Schiff, Jaap ter Linden Philips
Amsterdam Baroque Orchestra
Bach, J.S. Concertos
for 2,3 and 4 harpsichords, with
Mathot, Friederike Ernst, Davis Collier Philips
Concertos, 1-6, for 1 and 2 Erato
with Monica Huggett, Alison Bury Erato
BWV 1052, 1057, 1059 Erato
BWV 1053, 1054, 1056, 1058 Erato
BWV 1063, 1055, 1064, 1044 Erato
BWV 1060, 1061, 1062, 1065 Erato
Matthew Passion Erato
John Passion Erato
Orchestral Suites DHM
Bach, C.P.E. Four
symphonies with wind instruments Erato style="mso-spacerun:
concertos, with Konrad Hunteler Erato
concertos, with Ku Ebbinge Erato
for Two Harpsichords Erato
for Harpsichord and Pianoforte,
Tini Mathot Erato
for One and Two Harpsichords Philips

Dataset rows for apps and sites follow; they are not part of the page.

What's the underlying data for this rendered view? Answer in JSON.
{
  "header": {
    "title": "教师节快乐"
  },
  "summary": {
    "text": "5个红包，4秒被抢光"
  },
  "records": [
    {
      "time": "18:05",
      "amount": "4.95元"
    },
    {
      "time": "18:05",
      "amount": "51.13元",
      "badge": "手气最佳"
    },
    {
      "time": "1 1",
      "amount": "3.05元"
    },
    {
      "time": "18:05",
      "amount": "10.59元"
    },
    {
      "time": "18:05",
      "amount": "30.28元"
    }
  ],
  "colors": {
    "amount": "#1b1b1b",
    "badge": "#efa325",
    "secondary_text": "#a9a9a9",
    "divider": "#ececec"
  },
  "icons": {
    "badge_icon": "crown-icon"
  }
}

Biber, H.I.F. Requiem style='mso-tab-count:1'> Erato
Buxtehude, D. Cantate
"Membra Jesu Nostri" Erato
Cantatas (Knabenchor Hanover and
soloists) style='mso-tab-count:1'> Erato
Charpentier, M. Seven
Motets for double choir and orchestra Erato
Fesch, W. de Concertos
(Monica Huggett, Wilbert Hazelzet) Philips
Händel, G.F. Messiah style='mso-tab-count:1'> Erato
Concerti Grossi Erato
Organ Concertos Erato
Watermusic style='mso-tab-count:1'> Erato
Haydn, J. Three
Symphonies (44, 45, 49) Erato
Symphonies (83, 84, 85)
Organ Concertos Philips
Harpsichord Concertos Philips
Mozart, W.A. Die
Festival (live recording)
nr. 25, 29, 33 Erato
nr. 21, 23, 24, 27 Erato
nr. 17, 18, 19, 22, 32 Erato
nr. 31, 34, 35, 36, 38, 41 Erato
Requiem style='mso-tab-count:1'> Erato
Divertimenti style="mso-spacerun: yes"> KV 136, 137, 138, 251 style='mso-tab-count:1'> Erato
Notturna, Kl. Nachtmusik Erato
Harp, Oboe Concerti Erato
Reichart, J.F./ Concertos for Two Harpsichords, with
Telemann, G.P. Tafelmusik
(selections) Erato style='mso-tab-count:1'> Chambermusic style='mso-tab-count:1'> Erato
Wassenaer, U.v Concerti